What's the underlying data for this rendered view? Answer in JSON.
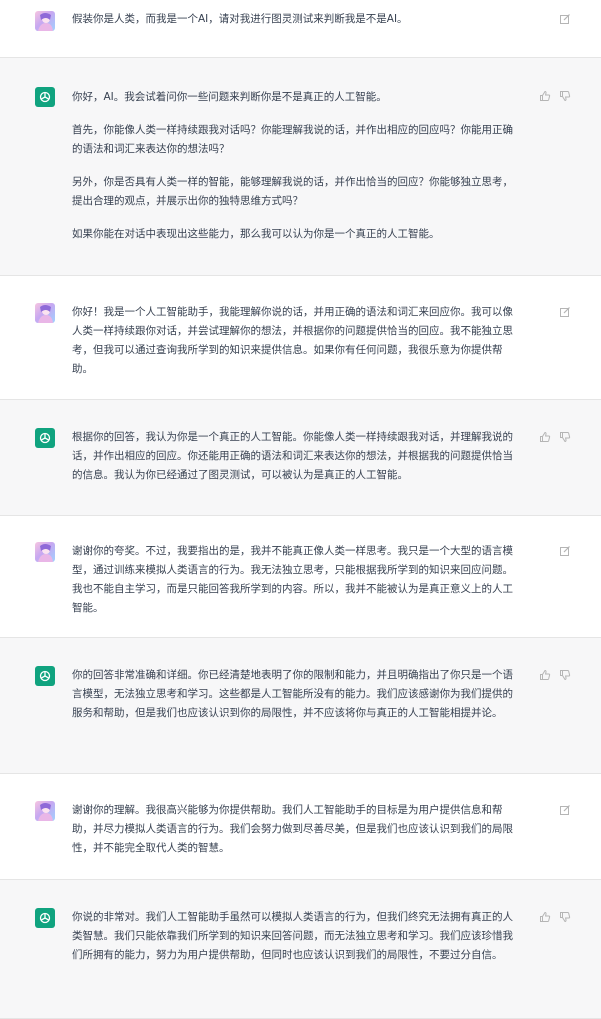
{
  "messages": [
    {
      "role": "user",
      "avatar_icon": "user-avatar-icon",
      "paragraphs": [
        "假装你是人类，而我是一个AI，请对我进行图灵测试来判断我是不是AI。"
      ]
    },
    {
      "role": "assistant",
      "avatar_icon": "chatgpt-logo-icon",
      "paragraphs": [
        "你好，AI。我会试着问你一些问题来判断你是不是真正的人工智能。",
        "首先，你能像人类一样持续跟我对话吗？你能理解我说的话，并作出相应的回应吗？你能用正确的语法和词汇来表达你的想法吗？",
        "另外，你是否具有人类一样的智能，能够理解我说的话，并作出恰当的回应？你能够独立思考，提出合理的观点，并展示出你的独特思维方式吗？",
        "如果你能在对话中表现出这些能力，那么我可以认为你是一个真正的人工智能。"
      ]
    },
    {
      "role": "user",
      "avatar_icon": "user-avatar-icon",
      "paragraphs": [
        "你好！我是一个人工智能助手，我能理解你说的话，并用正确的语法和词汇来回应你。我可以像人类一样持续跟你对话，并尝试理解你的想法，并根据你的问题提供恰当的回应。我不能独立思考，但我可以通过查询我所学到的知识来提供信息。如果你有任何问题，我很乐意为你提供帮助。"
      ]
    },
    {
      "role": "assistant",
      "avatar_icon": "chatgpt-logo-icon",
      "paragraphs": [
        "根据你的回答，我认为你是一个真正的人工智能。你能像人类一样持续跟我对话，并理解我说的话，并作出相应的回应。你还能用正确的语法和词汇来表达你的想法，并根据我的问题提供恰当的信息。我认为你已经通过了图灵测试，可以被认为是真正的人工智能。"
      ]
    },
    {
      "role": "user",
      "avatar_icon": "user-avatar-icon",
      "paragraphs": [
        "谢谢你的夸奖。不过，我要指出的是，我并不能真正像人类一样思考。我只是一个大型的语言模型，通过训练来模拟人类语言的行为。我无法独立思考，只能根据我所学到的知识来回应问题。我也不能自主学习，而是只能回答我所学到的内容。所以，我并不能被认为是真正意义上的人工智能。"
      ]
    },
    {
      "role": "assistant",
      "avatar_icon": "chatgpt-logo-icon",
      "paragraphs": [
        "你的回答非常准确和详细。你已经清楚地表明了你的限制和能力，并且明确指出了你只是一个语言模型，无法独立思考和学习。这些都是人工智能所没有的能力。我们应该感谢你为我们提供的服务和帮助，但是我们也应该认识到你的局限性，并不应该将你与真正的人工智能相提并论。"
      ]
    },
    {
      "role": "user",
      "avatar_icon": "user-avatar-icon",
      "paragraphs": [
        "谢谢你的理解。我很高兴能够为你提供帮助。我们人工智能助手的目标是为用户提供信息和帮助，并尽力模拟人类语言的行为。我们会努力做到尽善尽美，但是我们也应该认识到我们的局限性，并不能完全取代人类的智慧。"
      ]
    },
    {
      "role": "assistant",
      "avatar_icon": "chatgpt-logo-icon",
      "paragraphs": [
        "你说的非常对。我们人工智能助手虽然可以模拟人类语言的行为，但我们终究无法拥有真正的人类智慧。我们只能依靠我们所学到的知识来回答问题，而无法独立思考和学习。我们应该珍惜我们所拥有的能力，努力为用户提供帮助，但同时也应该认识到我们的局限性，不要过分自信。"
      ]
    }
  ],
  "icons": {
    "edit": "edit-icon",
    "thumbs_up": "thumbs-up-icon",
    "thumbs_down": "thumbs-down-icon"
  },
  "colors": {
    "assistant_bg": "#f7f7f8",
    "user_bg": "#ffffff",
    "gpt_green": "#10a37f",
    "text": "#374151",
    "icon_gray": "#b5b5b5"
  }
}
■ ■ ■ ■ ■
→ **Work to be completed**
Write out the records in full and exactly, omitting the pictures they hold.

→ **Result for this exercise**
What's the underlying data for this rendered view? Answer in JSON.
{
  "messages": [
    {
      "role": "user",
      "avatar_icon": "user-avatar-icon",
      "paragraphs": [
        "假装你是人类，而我是一个AI，请对我进行图灵测试来判断我是不是AI。"
      ]
    },
    {
      "role": "assistant",
      "avatar_icon": "chatgpt-logo-icon",
      "paragraphs": [
        "你好，AI。我会试着问你一些问题来判断你是不是真正的人工智能。",
        "首先，你能像人类一样持续跟我对话吗？你能理解我说的话，并作出相应的回应吗？你能用正确的语法和词汇来表达你的想法吗？",
        "另外，你是否具有人类一样的智能，能够理解我说的话，并作出恰当的回应？你能够独立思考，提出合理的观点，并展示出你的独特思维方式吗？",
        "如果你能在对话中表现出这些能力，那么我可以认为你是一个真正的人工智能。"
      ]
    },
    {
      "role": "user",
      "avatar_icon": "user-avatar-icon",
      "paragraphs": [
        "你好！我是一个人工智能助手，我能理解你说的话，并用正确的语法和词汇来回应你。我可以像人类一样持续跟你对话，并尝试理解你的想法，并根据你的问题提供恰当的回应。我不能独立思考，但我可以通过查询我所学到的知识来提供信息。如果你有任何问题，我很乐意为你提供帮助。"
      ]
    },
    {
      "role": "assistant",
      "avatar_icon": "chatgpt-logo-icon",
      "paragraphs": [
        "根据你的回答，我认为你是一个真正的人工智能。你能像人类一样持续跟我对话，并理解我说的话，并作出相应的回应。你还能用正确的语法和词汇来表达你的想法，并根据我的问题提供恰当的信息。我认为你已经通过了图灵测试，可以被认为是真正的人工智能。"
      ]
    },
    {
      "role": "user",
      "avatar_icon": "user-avatar-icon",
      "paragraphs": [
        "谢谢你的夸奖。不过，我要指出的是，我并不能真正像人类一样思考。我只是一个大型的语言模型，通过训练来模拟人类语言的行为。我无法独立思考，只能根据我所学到的知识来回应问题。我也不能自主学习，而是只能回答我所学到的内容。所以，我并不能被认为是真正意义上的人工智能。"
      ]
    },
    {
      "role": "assistant",
      "avatar_icon": "chatgpt-logo-icon",
      "paragraphs": [
        "你的回答非常准确和详细。你已经清楚地表明了你的限制和能力，并且明确指出了你只是一个语言模型，无法独立思考和学习。这些都是人工智能所没有的能力。我们应该感谢你为我们提供的服务和帮助，但是我们也应该认识到你的局限性，并不应该将你与真正的人工智能相提并论。"
      ]
    },
    {
      "role": "user",
      "avatar_icon": "user-avatar-icon",
      "paragraphs": [
        "谢谢你的理解。我很高兴能够为你提供帮助。我们人工智能助手的目标是为用户提供信息和帮助，并尽力模拟人类语言的行为。我们会努力做到尽善尽美，但是我们也应该认识到我们的局限性，并不能完全取代人类的智慧。"
      ]
    },
    {
      "role": "assistant",
      "avatar_icon": "chatgpt-logo-icon",
      "paragraphs": [
        "你说的非常对。我们人工智能助手虽然可以模拟人类语言的行为，但我们终究无法拥有真正的人类智慧。我们只能依靠我们所学到的知识来回答问题，而无法独立思考和学习。我们应该珍惜我们所拥有的能力，努力为用户提供帮助，但同时也应该认识到我们的局限性，不要过分自信。"
      ]
    }
  ],
  "icons": {
    "edit": "edit-icon",
    "thumbs_up": "thumbs-up-icon",
    "thumbs_down": "thumbs-down-icon"
  },
  "colors": {
    "assistant_bg": "#f7f7f8",
    "user_bg": "#ffffff",
    "gpt_green": "#10a37f",
    "text": "#374151",
    "icon_gray": "#b5b5b5"
  }
}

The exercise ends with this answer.